One hundred fifty Muslim and Christian leaders from more than 35 countries will be at Yale University this week for a conference to promote dialogue between the two faiths.
Prince Ghazi bin Muhammad of Jordan; former Prime Minister Sadiq al-Mahdi of Sudan; prominent Ayatollahs of Iran, and Grand Muftis of several Middle Eastern countries will attend the conference. Also expected are top Evangelical leaders, Senator John Kerry and representatives from the National Council on Churches as well as Jewish guests. The event is called â€œLoving God and Neighborâ€.
Yale Professor Miroslav Volf says that fundamental idea - central to both Christianity and Islam- can serve as a common basis for interfaith dialogue.
"Religion has often been and is still being used to divide people.
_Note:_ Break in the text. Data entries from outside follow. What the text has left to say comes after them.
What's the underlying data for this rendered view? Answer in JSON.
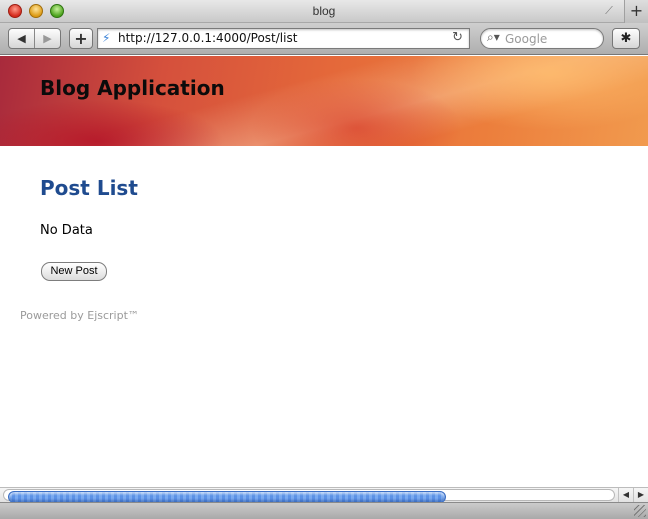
{
  "window": {
    "title": "blog",
    "new_tab_label": "+"
  },
  "toolbar": {
    "back_icon": "◀",
    "forward_icon": "▶",
    "add_bookmark_icon": "+",
    "url": "http://127.0.0.1:4000/Post/list",
    "favicon": "⚡",
    "reload_icon": "↻",
    "search_placeholder": "Google",
    "search_icon": "🔍",
    "bug_icon": "✱"
  },
  "page": {
    "app_title": "Blog Application",
    "heading": "Post List",
    "empty_message": "No Data",
    "new_post_label": "New Post",
    "footer": "Powered by Ejscript™"
  },
  "scrollbar": {
    "left_icon": "◀",
    "right_icon": "▶"
  },
  "colors": {
    "heading": "#1f4b8f",
    "footer_text": "#9a9a9a",
    "scroll_thumb": "#5c92e6"
  }
}
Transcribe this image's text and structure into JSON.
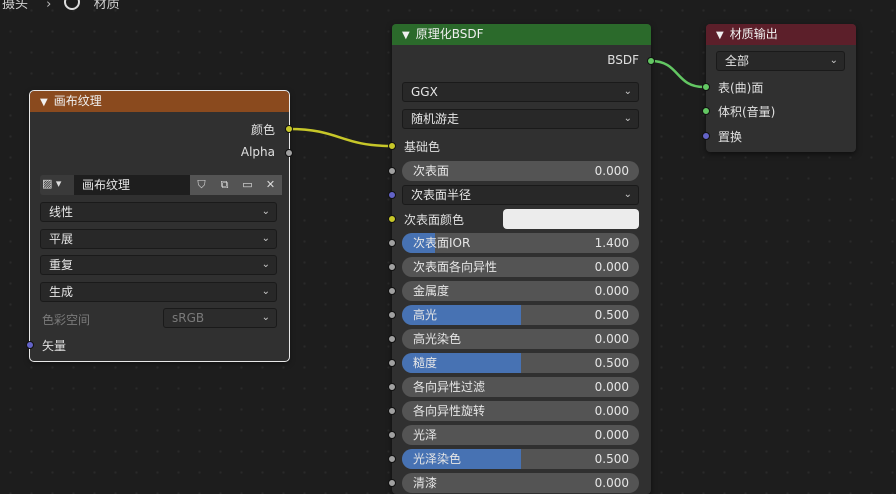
{
  "breadcrumb": {
    "item1": "摄头",
    "item2": "材质"
  },
  "links_colors": {
    "yellow": "#c7c729",
    "green": "#63c763"
  },
  "image_node": {
    "title": "画布纹理",
    "header_color": "#8a4a1e",
    "outputs": [
      "颜色",
      "Alpha"
    ],
    "image_name": "画布纹理",
    "interpolation": "线性",
    "projection": "平展",
    "extension": "重复",
    "source": "生成",
    "colorspace_label": "色彩空间",
    "colorspace_value": "sRGB",
    "vector_label": "矢量"
  },
  "bsdf_node": {
    "title": "原理化BSDF",
    "header_color": "#2b6a2b",
    "output": "BSDF",
    "distribution": "GGX",
    "subsurface_method": "随机游走",
    "base_color_label": "基础色",
    "subsurface": {
      "label": "次表面",
      "value": "0.000",
      "fraction": 0
    },
    "subsurface_radius": "次表面半径",
    "subsurface_color": "次表面颜色",
    "rows": [
      {
        "label": "次表面IOR",
        "value": "1.400",
        "fraction": 0.14
      },
      {
        "label": "次表面各向异性",
        "value": "0.000",
        "fraction": 0
      },
      {
        "label": "金属度",
        "value": "0.000",
        "fraction": 0
      },
      {
        "label": "高光",
        "value": "0.500",
        "fraction": 0.5
      },
      {
        "label": "高光染色",
        "value": "0.000",
        "fraction": 0
      },
      {
        "label": "糙度",
        "value": "0.500",
        "fraction": 0.5
      },
      {
        "label": "各向异性过滤",
        "value": "0.000",
        "fraction": 0
      },
      {
        "label": "各向异性旋转",
        "value": "0.000",
        "fraction": 0
      },
      {
        "label": "光泽",
        "value": "0.000",
        "fraction": 0
      },
      {
        "label": "光泽染色",
        "value": "0.500",
        "fraction": 0.5
      },
      {
        "label": "清漆",
        "value": "0.000",
        "fraction": 0
      }
    ]
  },
  "output_node": {
    "title": "材质输出",
    "header_color": "#5c1f2a",
    "target": "全部",
    "inputs": [
      "表(曲)面",
      "体积(音量)",
      "置换"
    ]
  }
}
What we want to see and what we can see is now that what is at the very heart of our faiths can also unite people."
Pope Benedictâ€™s controversial 2006 comments about Islam and Holy War led prominent Muslim scholars to publish an Open Letter to the Pope. That was followed by â€œA Common Word Between Us and Youâ€ signed by major Islamic leaders. Yale scholars responded, and a series of interfaith conferences were set up. Future meetings are to take place in the US, England, Jordan and at the Vatican.